The way That's Groce! works is that it learns based on the number of times and how recently you add something to your list. As of today, look what happens when I type a on my list:

Suggestions based on typing 'a'
When I type a it suggests things that start with "A" but based on frequency.

The more you use it, the better the suggestions get.

Also, to get you started, over 100 items are preloaded as good suggestions but that's just to get you up and running. Once your family starts to use it, your own suggestions get better and better over time.

"Same order you usually walk through your grocery store"

This was important to us because we found we walk through the aisles in pretty much the same way. Every time. When you walk in you have your produce (veggies first, then fruit, then salad stuff) on the right. Then baked goods and deli. Then meats and alcohol. Etc. So if you can group your items based on these descriptions you can be really efficient with your list and it becomes a lot easier to cross off sections of the store and not have to scroll up and down or having to walk back to pick up that pizza dough all the way back at the deli section.

For this to work, you need to type in groups for your items. But you can call them whatever you like. If you want to type "Aisle 1", "Aisle 2", "Dairy stuff" you can. It's all up to you. Keep in mind that it might feel like a bit of up-front work at first, and it is, but your list is learning so you essentially only have to do it once.

Don't be a slave to your list!

If you do decide to try it, keep one thing in mind: You're in control. You don't need to type in perfect descriptions, amounts, groups, and quantities. If you don't know how to spell "bee-ar-naise sauce", don't worry about it. It's your list. You can type whatever you want or need.
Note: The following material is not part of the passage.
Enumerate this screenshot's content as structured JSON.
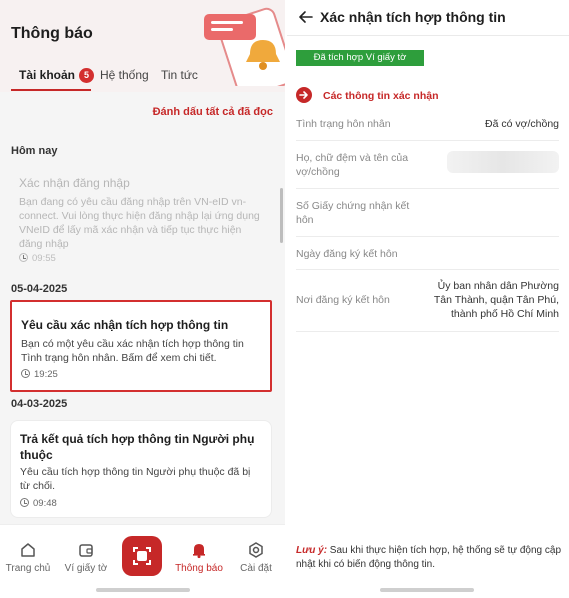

A lot of to-do lists invite you with complex options to organize the hell out of your list items. Don't do that. Think of That's Groce! as a fridge post-it note that you and your partner keep in their pocket that automatically synchronizes.

You can help

We built this for ourselves but it's built in a way that any family can use it and hopefully also be better organized. But once you sign in you can submit feedback for suggestions. And if you're into coding, the whole app is Open Source so it's fairly easy to modify the code or even host it yourself if you wanted to:

Also, if you do try it and like it, please consider going to the Share the ❤️ page and, you know, share it with friends. Much appreciated!

Please post a comment if you have thoughts or questions.